Without changing a single word, output each entry.

Items from a data source:
□ □ □ □ □
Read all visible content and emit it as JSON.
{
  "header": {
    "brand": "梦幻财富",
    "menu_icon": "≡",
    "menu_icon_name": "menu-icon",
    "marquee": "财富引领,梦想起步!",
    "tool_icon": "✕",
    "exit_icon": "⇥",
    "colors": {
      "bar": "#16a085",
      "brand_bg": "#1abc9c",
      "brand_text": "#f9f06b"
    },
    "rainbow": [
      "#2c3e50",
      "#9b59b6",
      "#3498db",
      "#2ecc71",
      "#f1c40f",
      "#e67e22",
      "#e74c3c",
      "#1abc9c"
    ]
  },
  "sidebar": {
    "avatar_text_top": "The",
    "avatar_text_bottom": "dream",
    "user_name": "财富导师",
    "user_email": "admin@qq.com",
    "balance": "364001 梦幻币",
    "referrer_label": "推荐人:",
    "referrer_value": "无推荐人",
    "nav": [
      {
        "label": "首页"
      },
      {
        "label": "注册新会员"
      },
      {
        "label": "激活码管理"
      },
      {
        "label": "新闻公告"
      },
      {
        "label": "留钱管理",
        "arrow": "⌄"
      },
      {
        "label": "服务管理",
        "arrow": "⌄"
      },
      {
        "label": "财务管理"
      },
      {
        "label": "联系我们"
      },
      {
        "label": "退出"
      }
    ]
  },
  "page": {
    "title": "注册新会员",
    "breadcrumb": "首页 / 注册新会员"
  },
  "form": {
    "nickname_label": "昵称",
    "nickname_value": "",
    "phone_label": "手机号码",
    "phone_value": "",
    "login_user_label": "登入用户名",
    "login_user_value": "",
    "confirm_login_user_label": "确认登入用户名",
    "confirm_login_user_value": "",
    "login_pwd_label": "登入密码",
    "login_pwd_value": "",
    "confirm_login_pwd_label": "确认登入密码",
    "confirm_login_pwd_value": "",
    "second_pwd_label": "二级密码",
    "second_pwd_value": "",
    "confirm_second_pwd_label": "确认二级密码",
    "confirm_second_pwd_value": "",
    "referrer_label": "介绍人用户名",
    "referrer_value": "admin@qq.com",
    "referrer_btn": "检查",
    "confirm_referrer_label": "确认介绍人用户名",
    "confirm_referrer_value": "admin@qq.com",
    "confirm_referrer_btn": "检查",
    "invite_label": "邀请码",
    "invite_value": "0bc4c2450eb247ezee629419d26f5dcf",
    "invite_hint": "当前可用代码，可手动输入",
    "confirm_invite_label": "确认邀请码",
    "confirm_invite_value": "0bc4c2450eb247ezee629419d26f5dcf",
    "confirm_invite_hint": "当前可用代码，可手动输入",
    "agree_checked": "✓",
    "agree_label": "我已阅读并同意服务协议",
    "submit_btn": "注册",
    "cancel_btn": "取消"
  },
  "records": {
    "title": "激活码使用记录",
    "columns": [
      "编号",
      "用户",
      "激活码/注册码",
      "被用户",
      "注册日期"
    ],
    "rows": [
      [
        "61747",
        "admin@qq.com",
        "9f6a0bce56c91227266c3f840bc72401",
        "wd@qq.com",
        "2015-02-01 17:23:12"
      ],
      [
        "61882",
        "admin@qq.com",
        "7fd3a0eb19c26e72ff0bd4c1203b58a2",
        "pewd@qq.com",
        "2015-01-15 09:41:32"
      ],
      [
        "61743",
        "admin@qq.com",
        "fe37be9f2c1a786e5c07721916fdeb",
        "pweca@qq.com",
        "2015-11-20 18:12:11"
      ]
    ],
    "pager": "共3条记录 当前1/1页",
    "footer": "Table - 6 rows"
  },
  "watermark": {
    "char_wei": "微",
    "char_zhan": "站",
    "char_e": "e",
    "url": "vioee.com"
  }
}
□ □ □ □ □
(The answer):
Read all visible content and emit it as JSON.
{
  "header": {
    "brand": "梦幻财富",
    "menu_icon": "≡",
    "menu_icon_name": "menu-icon",
    "marquee": "财富引领,梦想起步!",
    "tool_icon": "✕",
    "exit_icon": "⇥",
    "colors": {
      "bar": "#16a085",
      "brand_bg": "#1abc9c",
      "brand_text": "#f9f06b"
    },
    "rainbow": [
      "#2c3e50",
      "#9b59b6",
      "#3498db",
      "#2ecc71",
      "#f1c40f",
      "#e67e22",
      "#e74c3c",
      "#1abc9c"
    ]
  },
  "sidebar": {
    "avatar_text_top": "The",
    "avatar_text_bottom": "dream",
    "user_name": "财富导师",
    "user_email": "admin@qq.com",
    "balance": "364001 梦幻币",
    "referrer_label": "推荐人:",
    "referrer_value": "无推荐人",
    "nav": [
      {
        "label": "首页"
      },
      {
        "label": "注册新会员"
      },
      {
        "label": "激活码管理"
      },
      {
        "label": "新闻公告"
      },
      {
        "label": "留钱管理",
        "arrow": "⌄"
      },
      {
        "label": "服务管理",
        "arrow": "⌄"
      },
      {
        "label": "财务管理"
      },
      {
        "label": "联系我们"
      },
      {
        "label": "退出"
      }
    ]
  },
  "page": {
    "title": "注册新会员",
    "breadcrumb": "首页 / 注册新会员"
  },
  "form": {
    "nickname_label": "昵称",
    "nickname_value": "",
    "phone_label": "手机号码",
    "phone_value": "",
    "login_user_label": "登入用户名",
    "login_user_value": "",
    "confirm_login_user_label": "确认登入用户名",
    "confirm_login_user_value": "",
    "login_pwd_label": "登入密码",
    "login_pwd_value": "",
    "confirm_login_pwd_label": "确认登入密码",
    "confirm_login_pwd_value": "",
    "second_pwd_label": "二级密码",
    "second_pwd_value": "",
    "confirm_second_pwd_label": "确认二级密码",
    "confirm_second_pwd_value": "",
    "referrer_label": "介绍人用户名",
    "referrer_value": "admin@qq.com",
    "referrer_btn": "检查",
    "confirm_referrer_label": "确认介绍人用户名",
    "confirm_referrer_value": "admin@qq.com",
    "confirm_referrer_btn": "检查",
    "invite_label": "邀请码",
    "invite_value": "0bc4c2450eb247ezee629419d26f5dcf",
    "invite_hint": "当前可用代码，可手动输入",
    "confirm_invite_label": "确认邀请码",
    "confirm_invite_value": "0bc4c2450eb247ezee629419d26f5dcf",
    "confirm_invite_hint": "当前可用代码，可手动输入",
    "agree_checked": "✓",
    "agree_label": "我已阅读并同意服务协议",
    "submit_btn": "注册",
    "cancel_btn": "取消"
  },
  "records": {
    "title": "激活码使用记录",
    "columns": [
      "编号",
      "用户",
      "激活码/注册码",
      "被用户",
      "注册日期"
    ],
    "rows": [
      [
        "61747",
        "admin@qq.com",
        "9f6a0bce56c91227266c3f840bc72401",
        "wd@qq.com",
        "2015-02-01 17:23:12"
      ],
      [
        "61882",
        "admin@qq.com",
        "7fd3a0eb19c26e72ff0bd4c1203b58a2",
        "pewd@qq.com",
        "2015-01-15 09:41:32"
      ],
      [
        "61743",
        "admin@qq.com",
        "fe37be9f2c1a786e5c07721916fdeb",
        "pweca@qq.com",
        "2015-11-20 18:12:11"
      ]
    ],
    "pager": "共3条记录 当前1/1页",
    "footer": "Table - 6 rows"
  },
  "watermark": {
    "char_wei": "微",
    "char_zhan": "站",
    "char_e": "e",
    "url": "vioee.com"
  }
}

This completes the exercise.